GEORGE WEISSBORT The rooftops of Ostend

GEORGE WEISSBORT (1928-2013)

The rooftops of Ostend

Oil on board 45.7 x 61cm; s. & d. ’65

Handmade replica of our British 20th century Artist’s stepped frame with off-white painted finish

Overall framed size 61 x 75.2cm

Click on image to view at larger size

Weissbort’s landscapes lovingly document the fields, downs and villages of his adoptive country, but range equally through Europe (Austria, France, Belgium) and beyond. The present painting is a townscape: a tumbling fall of tiled and slate roofs in Ostend, the repeated and opposed oblongs and rhombuses creating an almost abstract pattern across the canvas. This type of view has fascinated many artists, including Cézanne (The rooftops of l’Estaque, The sea at l’Estaque), Gauguin (The blue roofs of Rouen), James Ensor (Rooftops of Ostend) and Charles Rennie Mackintosh (Slate roofs of Fetges, La ville). Most of the latter have set their particular arrangements of roofs within the landscape they inhabit, whereas Weissbort’s roofs fill the canvas, apart from the furthest horizon, giving Ostend almost the scale and panorama of a city. Here it is closest to Ensor’s Rooftops of Ostend. The colouring is also unexpected, the whites, greens and sunny terracottas looking away from northern landscapes to the Mediterranean – perhaps specifically to Florence – in a way which Ensor does not achieve, in spite of his saturated hues. In this context, the large tower or chimney in the background carries resonances of the campanile of the Duomo, linking it to an idea of the Renaissance, at the same time that it is stylistically clearly related to Cézanne’s depictions of the little Mediterranean towns and villages around Aix-en-Provence.

Biographical details

George Weissbort (1928-2013) was born in Belgium and moved to London at the age of 7.  He attended the Central School of Art & Design (now St Martin’s) where he was taught by Ruskin Spear and Rodrigo Moynihan.

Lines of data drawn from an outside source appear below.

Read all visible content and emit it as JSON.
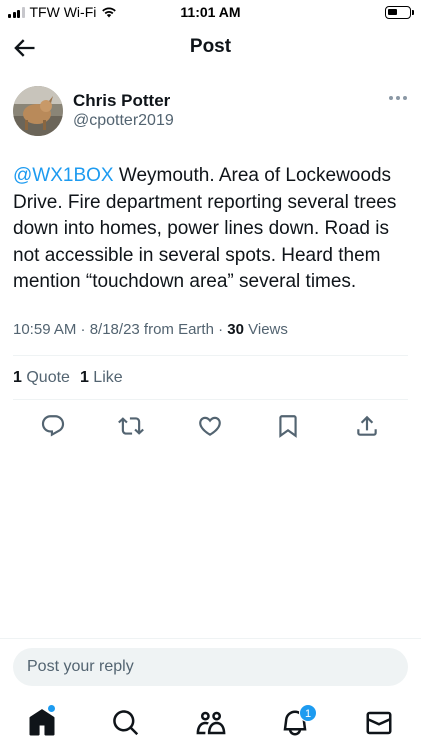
{
  "status_bar": {
    "carrier": "TFW Wi-Fi",
    "time": "11:01 AM",
    "battery_level": 0.4
  },
  "header": {
    "title": "Post",
    "back_icon": "arrow-left-icon"
  },
  "author": {
    "name": "Chris Potter",
    "handle": "@cpotter2019"
  },
  "tweet": {
    "mention": "@WX1BOX",
    "text": " Weymouth. Area of Lockewoods Drive. Fire department reporting several trees down into homes, power lines down. Road is not accessible in several spots. Heard them mention “touchdown area” several times."
  },
  "meta": {
    "timestamp": "10:59 AM · 8/18/23 from Earth · ",
    "views_count": "30",
    "views_label": " Views"
  },
  "stats": {
    "quotes_count": "1",
    "quotes_label": " Quote",
    "likes_count": "1",
    "likes_label": " Like"
  },
  "actions": [
    "reply-icon",
    "retweet-icon",
    "like-icon",
    "bookmark-icon",
    "share-icon"
  ],
  "reply": {
    "placeholder": "Post your reply"
  },
  "tabbar": {
    "items": [
      "home-icon",
      "search-icon",
      "communities-icon",
      "notifications-icon",
      "messages-icon"
    ],
    "notifications_badge": "1"
  },
  "colors": {
    "accent": "#1d9bf0",
    "text_primary": "#0f1419",
    "text_secondary": "#536471",
    "divider": "#eff3f4"
  }
}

He was influenced by Arthur Segal to move from the abstract expressionism of the 1940s to realism, and by Bernard Meninsky, who taught life drawing at the Central School, to study the Old Masters.  He turned first to artists such as Cézanne and Matisse, and later to Vermeer, Chardin, Velasquez, Corot, Titian, Holbein, and Piero della Francesca, amongst others.

He exhibited regularly at the Royal Academy, the Royal Society of Portrait Painters and the Fine Art Society. In 1964-65 he had a large exhibition in Paris, and in 2006 he had a one-man retrospective at the Chambers Gallery, London, followed in 2008 by another at the Denise Yapp Gallery, Whitebrook, Monmouth.

He wrote essays on art and criticism which look both at the techniques of making a painting, and of appreciating a work of art. The latter skill he believed came only after years of consciously training the eye to see as the artist saw, considering for example the ‘negative’ spaces around and between objects. He also discussed the work of specific artists, such as Lucien Freud and Vermeer.

His obituary in The Independent quotes Brian Sewell, a friend, as saying of him that Weissbort ‘painted the right pictures at the wrong time’. His appeal was to those who understood his models and influences; he could be described as a painter’s painter, and the same obituary quotes Paula Rego describing him as ‘a truly honest artist who knows so much about painting’.

Publications: George Weissbort, Paintings and Drawings (Parnassus, 2008), ill. 130 colour plates; includes transcripts of a filmed interview; essays by Tony Rudolph, David Lee and Bernard Dunstan RA.

YouTube video: A tribute to George Weissbort by John French.